Global anticipates that further opportunities to work with the State Bank of India will be available as the new retail concept is rolled out across the Group.
Global Environmental have started work on a 12-month contract to provide asbestos surveys to support social housing refurbishments in Harlow. This follows a successful tender submitted earlier this year to partner with building contractor, Mulalley.
The UK contractor which specialises in the refurbishment and maintenance of affordable housing invited Global to tender for a programme of asbestos surveys across kitchen and bathroom home improvement schemes in Harlow, Essex as part of an eight-year refurbishment project.

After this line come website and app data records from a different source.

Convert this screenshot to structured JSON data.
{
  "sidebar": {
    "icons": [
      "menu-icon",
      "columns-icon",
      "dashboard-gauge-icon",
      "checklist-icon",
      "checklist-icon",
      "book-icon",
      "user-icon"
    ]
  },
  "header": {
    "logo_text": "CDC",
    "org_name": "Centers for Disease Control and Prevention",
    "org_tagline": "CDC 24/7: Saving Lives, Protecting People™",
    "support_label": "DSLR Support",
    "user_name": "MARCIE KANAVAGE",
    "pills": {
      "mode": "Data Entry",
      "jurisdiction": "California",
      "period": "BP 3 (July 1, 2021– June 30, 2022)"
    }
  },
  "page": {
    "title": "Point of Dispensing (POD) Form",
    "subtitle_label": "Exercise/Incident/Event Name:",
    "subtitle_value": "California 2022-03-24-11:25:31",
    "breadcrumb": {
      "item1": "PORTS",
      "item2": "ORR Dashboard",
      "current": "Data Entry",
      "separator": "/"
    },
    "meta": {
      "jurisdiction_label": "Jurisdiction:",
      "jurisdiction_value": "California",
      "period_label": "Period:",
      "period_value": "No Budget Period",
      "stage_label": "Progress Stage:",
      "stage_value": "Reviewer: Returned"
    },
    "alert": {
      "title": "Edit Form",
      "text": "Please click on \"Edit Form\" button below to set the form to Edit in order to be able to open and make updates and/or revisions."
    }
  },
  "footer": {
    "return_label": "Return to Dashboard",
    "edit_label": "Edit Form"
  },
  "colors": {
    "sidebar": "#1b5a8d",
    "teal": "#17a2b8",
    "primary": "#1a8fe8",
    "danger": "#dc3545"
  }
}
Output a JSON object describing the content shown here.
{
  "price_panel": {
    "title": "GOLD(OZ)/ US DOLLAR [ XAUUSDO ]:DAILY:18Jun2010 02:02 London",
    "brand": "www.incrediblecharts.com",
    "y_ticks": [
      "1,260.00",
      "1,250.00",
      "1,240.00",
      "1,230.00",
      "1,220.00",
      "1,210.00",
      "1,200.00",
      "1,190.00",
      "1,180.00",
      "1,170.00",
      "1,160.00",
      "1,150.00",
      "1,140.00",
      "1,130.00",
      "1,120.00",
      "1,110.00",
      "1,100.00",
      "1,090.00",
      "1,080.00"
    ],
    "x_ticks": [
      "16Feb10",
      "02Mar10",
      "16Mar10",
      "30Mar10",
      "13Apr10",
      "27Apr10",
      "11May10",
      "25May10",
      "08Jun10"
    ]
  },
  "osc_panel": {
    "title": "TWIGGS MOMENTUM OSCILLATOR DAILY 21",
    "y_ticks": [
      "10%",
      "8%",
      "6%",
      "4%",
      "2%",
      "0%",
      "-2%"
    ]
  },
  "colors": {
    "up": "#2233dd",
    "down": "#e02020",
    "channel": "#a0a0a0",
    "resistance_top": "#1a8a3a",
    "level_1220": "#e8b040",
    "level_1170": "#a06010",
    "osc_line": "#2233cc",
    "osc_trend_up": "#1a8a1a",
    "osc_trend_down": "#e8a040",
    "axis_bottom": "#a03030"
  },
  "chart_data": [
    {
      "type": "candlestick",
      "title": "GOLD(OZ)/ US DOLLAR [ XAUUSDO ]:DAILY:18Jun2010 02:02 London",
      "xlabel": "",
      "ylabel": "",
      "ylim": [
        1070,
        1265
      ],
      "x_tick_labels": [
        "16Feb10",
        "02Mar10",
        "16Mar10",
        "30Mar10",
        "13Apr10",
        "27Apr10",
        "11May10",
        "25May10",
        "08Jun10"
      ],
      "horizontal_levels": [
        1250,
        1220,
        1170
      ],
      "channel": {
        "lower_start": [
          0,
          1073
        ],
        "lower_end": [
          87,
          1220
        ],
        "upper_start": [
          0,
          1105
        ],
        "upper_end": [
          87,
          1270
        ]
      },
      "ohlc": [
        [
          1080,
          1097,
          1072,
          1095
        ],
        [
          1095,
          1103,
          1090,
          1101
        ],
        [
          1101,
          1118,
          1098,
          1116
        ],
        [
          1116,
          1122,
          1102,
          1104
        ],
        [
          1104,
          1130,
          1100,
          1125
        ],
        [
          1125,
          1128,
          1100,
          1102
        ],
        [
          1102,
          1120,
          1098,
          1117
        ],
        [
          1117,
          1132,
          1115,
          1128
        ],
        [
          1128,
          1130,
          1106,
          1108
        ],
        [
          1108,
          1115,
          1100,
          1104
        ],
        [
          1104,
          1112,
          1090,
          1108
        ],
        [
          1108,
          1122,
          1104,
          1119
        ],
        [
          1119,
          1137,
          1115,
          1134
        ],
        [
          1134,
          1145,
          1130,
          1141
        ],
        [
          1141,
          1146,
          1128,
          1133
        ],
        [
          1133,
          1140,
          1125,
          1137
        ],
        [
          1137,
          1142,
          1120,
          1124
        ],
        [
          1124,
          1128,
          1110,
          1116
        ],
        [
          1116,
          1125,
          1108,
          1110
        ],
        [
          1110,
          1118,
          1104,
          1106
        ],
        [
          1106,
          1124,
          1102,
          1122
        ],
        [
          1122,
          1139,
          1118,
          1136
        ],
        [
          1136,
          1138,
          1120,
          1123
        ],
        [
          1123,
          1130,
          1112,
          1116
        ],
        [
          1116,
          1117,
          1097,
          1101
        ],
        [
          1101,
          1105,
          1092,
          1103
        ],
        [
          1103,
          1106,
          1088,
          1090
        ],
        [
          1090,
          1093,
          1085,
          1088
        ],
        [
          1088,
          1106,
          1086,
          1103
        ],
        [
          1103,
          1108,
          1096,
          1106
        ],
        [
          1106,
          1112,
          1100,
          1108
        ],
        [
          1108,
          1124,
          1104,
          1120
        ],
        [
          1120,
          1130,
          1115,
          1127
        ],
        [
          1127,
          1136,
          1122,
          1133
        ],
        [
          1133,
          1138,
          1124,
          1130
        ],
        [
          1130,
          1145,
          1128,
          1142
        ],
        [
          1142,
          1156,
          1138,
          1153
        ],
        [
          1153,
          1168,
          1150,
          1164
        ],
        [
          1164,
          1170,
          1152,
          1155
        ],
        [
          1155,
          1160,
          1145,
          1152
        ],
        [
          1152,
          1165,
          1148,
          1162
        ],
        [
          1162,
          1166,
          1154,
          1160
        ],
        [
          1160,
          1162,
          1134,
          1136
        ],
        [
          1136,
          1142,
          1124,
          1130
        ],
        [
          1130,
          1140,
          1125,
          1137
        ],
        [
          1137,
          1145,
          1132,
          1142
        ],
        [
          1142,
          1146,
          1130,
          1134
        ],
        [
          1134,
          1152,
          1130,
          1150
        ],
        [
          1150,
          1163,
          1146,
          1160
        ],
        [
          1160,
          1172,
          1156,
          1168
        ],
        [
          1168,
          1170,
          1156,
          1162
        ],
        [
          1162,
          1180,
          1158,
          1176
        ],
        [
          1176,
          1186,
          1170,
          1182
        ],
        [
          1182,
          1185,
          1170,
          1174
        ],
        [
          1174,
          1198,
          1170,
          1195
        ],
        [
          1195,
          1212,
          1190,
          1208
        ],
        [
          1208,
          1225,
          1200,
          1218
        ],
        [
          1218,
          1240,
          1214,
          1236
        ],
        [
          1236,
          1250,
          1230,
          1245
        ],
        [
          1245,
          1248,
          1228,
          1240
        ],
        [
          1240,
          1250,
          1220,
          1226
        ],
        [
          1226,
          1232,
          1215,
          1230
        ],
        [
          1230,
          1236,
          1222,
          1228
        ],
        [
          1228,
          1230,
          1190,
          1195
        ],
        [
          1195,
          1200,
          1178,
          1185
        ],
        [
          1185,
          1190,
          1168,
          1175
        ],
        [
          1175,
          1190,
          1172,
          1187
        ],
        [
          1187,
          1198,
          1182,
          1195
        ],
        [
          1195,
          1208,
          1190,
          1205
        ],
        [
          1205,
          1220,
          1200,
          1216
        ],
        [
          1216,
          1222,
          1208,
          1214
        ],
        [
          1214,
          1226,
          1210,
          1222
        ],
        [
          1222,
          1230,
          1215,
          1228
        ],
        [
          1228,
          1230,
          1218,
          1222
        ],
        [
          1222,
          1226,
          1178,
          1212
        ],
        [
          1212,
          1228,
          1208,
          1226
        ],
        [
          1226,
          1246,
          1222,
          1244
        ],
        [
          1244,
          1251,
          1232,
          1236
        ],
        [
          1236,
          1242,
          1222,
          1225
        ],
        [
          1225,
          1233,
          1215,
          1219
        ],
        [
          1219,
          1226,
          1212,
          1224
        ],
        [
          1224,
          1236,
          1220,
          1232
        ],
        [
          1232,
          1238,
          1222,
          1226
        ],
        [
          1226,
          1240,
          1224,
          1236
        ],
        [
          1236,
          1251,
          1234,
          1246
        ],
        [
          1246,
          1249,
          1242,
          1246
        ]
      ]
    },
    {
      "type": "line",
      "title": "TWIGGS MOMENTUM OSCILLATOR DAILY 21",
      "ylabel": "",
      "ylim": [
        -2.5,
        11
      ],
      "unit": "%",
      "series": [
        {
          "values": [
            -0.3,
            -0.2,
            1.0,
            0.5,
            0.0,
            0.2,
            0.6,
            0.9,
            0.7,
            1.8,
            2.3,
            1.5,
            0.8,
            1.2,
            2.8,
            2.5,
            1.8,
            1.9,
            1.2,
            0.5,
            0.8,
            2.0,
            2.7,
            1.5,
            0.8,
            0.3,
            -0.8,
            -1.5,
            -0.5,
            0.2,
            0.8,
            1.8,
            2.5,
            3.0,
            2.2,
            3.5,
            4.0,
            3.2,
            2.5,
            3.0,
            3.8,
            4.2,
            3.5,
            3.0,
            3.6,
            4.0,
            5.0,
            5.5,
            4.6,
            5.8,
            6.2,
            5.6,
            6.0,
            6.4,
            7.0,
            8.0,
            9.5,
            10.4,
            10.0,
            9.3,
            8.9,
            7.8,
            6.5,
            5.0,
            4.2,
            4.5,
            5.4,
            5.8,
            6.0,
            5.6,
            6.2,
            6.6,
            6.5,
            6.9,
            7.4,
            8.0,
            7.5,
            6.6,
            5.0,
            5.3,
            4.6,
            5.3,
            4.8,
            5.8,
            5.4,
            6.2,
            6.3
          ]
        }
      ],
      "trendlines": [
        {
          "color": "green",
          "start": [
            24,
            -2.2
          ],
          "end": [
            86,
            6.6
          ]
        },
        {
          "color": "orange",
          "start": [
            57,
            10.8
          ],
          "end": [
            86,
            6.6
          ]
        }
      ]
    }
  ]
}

“This is an area of work in which we are very experienced,” said Operations Manager, Paul Phillips. “Our team of surveyors will be able to work through the properties efficiently and effectively but obviously subsequent work will be dependent upon what we find there.”
“I understand that two more full-scale schemes will be released in September as the programme goes into full swing and that will increase our survey quota considerably. The long-term success of these working relationships relies on a collaborative approach and is something we are very determined to make work.”
Global Environmental has previously provided asbestos management for social housing in Harlow via contractor Keepmoat.
A bespoke seminar at LHC took on the challenges that occur when managing asbestos in social housing
Global Environmental teamed up with removals contractor Clifford Devlin on 19 March to deliver a bespoke seminar at LHC in Uxbridge on the specific issues and challenges that occur when managing asbestos during the maintenance and refurbishment of social housing.